* WHAT NEEDS TO BE DONE:
Below are the records to retype. Keep every character exactly and leave out the pictures.

* INPUT FOR THIS TASK:
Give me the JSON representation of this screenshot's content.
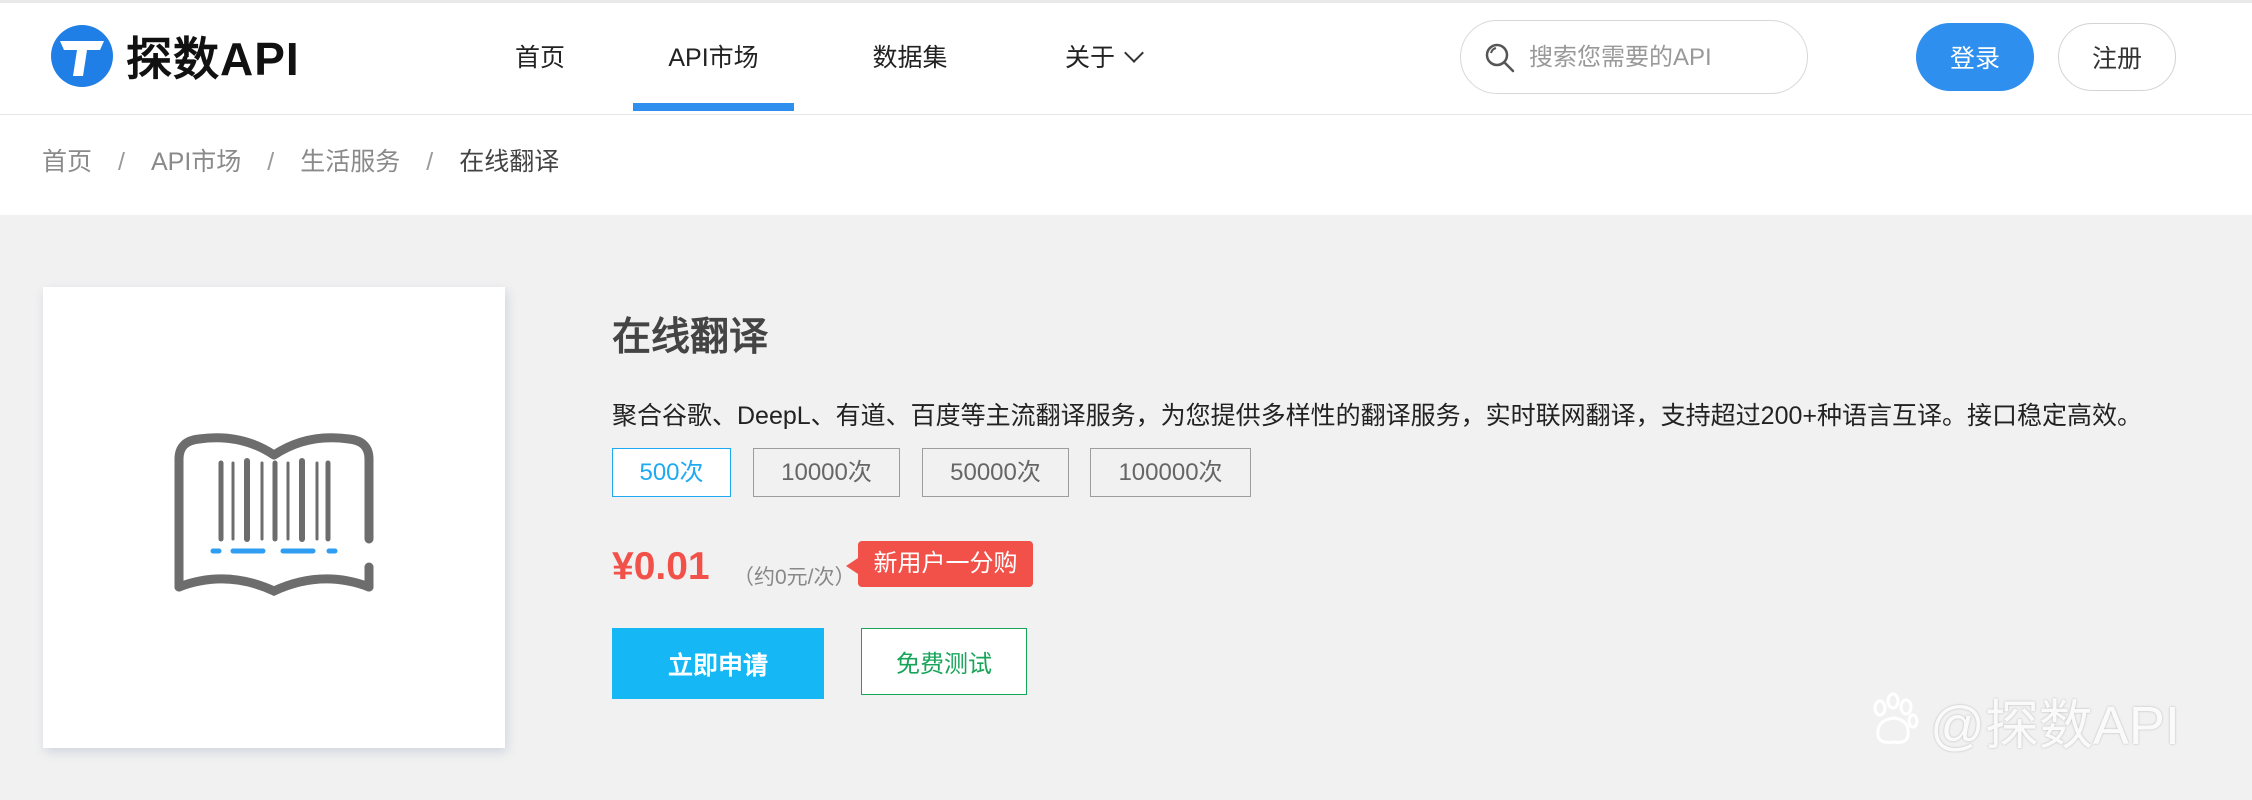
{
  "header": {
    "logo_text": "探数API",
    "nav": [
      {
        "label": "首页"
      },
      {
        "label": "API市场",
        "active": true
      },
      {
        "label": "数据集"
      },
      {
        "label": "关于"
      }
    ],
    "search_placeholder": "搜索您需要的API",
    "login_label": "登录",
    "register_label": "注册"
  },
  "breadcrumb": {
    "items": [
      "首页",
      "API市场",
      "生活服务"
    ],
    "separator": "/",
    "current": "在线翻译"
  },
  "product": {
    "title": "在线翻译",
    "description": "聚合谷歌、DeepL、有道、百度等主流翻译服务，为您提供多样性的翻译服务，实时联网翻译，支持超过200+种语言互译。接口稳定高效。",
    "options": [
      {
        "label": "500次",
        "selected": true
      },
      {
        "label": "10000次"
      },
      {
        "label": "50000次"
      },
      {
        "label": "100000次"
      }
    ],
    "price": "¥0.01",
    "unit_price": "（约0元/次）",
    "badge": "新用户一分购",
    "apply_label": "立即申请",
    "test_label": "免费测试"
  },
  "watermark": {
    "text": "@探数API"
  },
  "colors": {
    "primary_blue": "#2f8fee",
    "apply_cyan": "#15b7f5",
    "price_red": "#f2514a",
    "test_green": "#18a55a",
    "selected_option": "#1eaaf1"
  }
}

* ANSWER FOR THE TASK:
Give me the JSON representation of this screenshot's content.
{
  "header": {
    "logo_text": "探数API",
    "nav": [
      {
        "label": "首页"
      },
      {
        "label": "API市场",
        "active": true
      },
      {
        "label": "数据集"
      },
      {
        "label": "关于"
      }
    ],
    "search_placeholder": "搜索您需要的API",
    "login_label": "登录",
    "register_label": "注册"
  },
  "breadcrumb": {
    "items": [
      "首页",
      "API市场",
      "生活服务"
    ],
    "separator": "/",
    "current": "在线翻译"
  },
  "product": {
    "title": "在线翻译",
    "description": "聚合谷歌、DeepL、有道、百度等主流翻译服务，为您提供多样性的翻译服务，实时联网翻译，支持超过200+种语言互译。接口稳定高效。",
    "options": [
      {
        "label": "500次",
        "selected": true
      },
      {
        "label": "10000次"
      },
      {
        "label": "50000次"
      },
      {
        "label": "100000次"
      }
    ],
    "price": "¥0.01",
    "unit_price": "（约0元/次）",
    "badge": "新用户一分购",
    "apply_label": "立即申请",
    "test_label": "免费测试"
  },
  "watermark": {
    "text": "@探数API"
  },
  "colors": {
    "primary_blue": "#2f8fee",
    "apply_cyan": "#15b7f5",
    "price_red": "#f2514a",
    "test_green": "#18a55a",
    "selected_option": "#1eaaf1"
  }
}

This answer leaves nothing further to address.